Glen put it down on the rocks of the dirt lot so that we could get a better look:
I though immediately of The Wind in the Willows, amongst the most iconic of anthropomorphic children’s stories, where the bumbling and fastidious mole ventures forth for the first time to explore the world around him.
This creature certainly seemed confounded by its new environment; traveling so abruptly from moss to rock is likely a shock, especially when one’s range of experiences are limited. We let it wander a bit, marveling at its adeptness at navigating, as, like the typical mole, shrews are nearly blind.
This shrew belongs to the genus Sorex, distinguished by its fairly lengthy, bi-color tail. Some Sorex shrews compensate for their poor eyesight via echolocation, just as bats do, though their high-pitched twittering does not allow for the clear “echo scene” that a bat can conjure. Still, shrews, and little shrew-like mammals from Madagascar, called a tenrecs, are the only land mammals that can utilize echolocation at all.

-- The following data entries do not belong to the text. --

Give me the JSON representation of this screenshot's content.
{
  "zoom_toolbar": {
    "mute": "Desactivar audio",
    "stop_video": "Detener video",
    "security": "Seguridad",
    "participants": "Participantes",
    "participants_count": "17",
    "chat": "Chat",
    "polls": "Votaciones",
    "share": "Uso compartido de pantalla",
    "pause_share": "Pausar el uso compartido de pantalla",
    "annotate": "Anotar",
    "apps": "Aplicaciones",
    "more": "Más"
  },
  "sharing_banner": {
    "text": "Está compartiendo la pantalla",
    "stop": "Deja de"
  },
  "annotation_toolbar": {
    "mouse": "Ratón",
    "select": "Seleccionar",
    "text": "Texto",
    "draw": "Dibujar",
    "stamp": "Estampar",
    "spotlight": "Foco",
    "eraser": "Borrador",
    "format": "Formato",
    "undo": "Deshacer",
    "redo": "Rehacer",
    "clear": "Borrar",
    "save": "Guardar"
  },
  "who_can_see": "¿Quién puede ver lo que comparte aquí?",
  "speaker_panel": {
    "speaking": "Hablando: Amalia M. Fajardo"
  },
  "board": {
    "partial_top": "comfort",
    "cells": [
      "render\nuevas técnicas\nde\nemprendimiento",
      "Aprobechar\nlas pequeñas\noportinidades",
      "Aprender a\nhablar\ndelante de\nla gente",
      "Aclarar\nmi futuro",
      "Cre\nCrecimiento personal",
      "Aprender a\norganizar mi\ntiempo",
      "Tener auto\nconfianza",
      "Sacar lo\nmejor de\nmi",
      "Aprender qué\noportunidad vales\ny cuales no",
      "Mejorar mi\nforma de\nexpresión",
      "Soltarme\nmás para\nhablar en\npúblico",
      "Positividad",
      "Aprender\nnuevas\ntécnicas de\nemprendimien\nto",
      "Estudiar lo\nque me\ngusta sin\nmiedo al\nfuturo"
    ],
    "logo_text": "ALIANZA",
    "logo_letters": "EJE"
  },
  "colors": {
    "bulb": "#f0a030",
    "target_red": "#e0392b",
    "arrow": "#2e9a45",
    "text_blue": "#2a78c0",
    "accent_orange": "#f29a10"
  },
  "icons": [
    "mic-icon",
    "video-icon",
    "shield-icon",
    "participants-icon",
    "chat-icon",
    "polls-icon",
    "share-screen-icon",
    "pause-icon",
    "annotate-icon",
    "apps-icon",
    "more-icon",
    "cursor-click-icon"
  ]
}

Another interesting shrew fact, and why you should never cross a shrew? Some of them are quite venomous, dispensing venom to their prey through grooves in their teeth. A shrew bite, though it cannot cause permanent harm to a human, seems at the very least worth avoiding.
Unfortunately for my little Sorex, this tale does not have a happy ending. After relocating our friend to the edge of the forest, we returned to the car to put on our shoes and start the drive back to Bellingham. Moments later, one of the many lakeside crows made a dive to the ground, and flew off with a shrew in its beak, nearby birds singing their approval, or envy, from the numerous tall pines.